Anderson localization

The diffusion regime is characterized by spatially extended eigenstate that form a continuous in energy. When the disorder becomes high enough the transport doesn't become just more diffusive but there is a transition to a new transport regime where all eigenstates are exponentially confined.
In this new regime, known as Anderson localization, the standard diffusion is no more possible and the transport properties change dramatically.  One of the most macroscopic effect is that the Ohm's law cease to be valid: in fact the transmission do not decrease linearly with the system thickness (as it happens in the diffusive regime) but exponentially with a characteristic lenght scale ξ known as the localization length.

Necklace states
If two, spatially separated, modes are degenerate in energy they hibrid to form a miniband through the sample. The resulting state is extended over a large part of the sample and is characterized by a high transmission and  a large spectral width. In 1D systems it is known that such modes, albeit extremely rare, dominate the statistic of the transmission.
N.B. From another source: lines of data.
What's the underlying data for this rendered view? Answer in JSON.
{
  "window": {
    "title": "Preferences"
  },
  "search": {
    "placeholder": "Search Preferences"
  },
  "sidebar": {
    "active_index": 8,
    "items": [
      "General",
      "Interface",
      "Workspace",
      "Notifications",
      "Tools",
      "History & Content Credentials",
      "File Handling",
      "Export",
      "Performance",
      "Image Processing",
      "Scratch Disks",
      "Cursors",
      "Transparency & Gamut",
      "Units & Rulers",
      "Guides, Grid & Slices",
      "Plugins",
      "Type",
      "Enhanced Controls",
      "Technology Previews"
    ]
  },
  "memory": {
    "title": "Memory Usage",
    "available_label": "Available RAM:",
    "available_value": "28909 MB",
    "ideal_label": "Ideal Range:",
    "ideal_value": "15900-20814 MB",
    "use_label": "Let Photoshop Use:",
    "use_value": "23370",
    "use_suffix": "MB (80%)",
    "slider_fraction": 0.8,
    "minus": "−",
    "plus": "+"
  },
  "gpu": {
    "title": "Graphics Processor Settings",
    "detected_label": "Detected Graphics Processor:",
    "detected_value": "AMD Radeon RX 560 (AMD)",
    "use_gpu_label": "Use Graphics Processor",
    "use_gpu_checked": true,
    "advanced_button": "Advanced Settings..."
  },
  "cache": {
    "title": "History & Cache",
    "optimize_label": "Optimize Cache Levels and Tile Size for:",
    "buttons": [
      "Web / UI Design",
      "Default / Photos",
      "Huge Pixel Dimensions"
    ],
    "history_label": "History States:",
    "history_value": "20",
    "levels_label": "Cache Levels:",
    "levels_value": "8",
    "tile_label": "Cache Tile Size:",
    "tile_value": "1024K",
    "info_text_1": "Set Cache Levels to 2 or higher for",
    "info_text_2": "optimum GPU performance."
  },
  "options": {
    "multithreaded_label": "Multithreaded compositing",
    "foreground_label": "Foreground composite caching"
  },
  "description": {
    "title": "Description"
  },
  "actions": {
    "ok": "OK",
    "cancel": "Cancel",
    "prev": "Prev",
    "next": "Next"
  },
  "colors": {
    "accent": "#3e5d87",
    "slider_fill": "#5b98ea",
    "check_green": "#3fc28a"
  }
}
There is still no evidence for the existance of Necklace modes in 2D and 3D.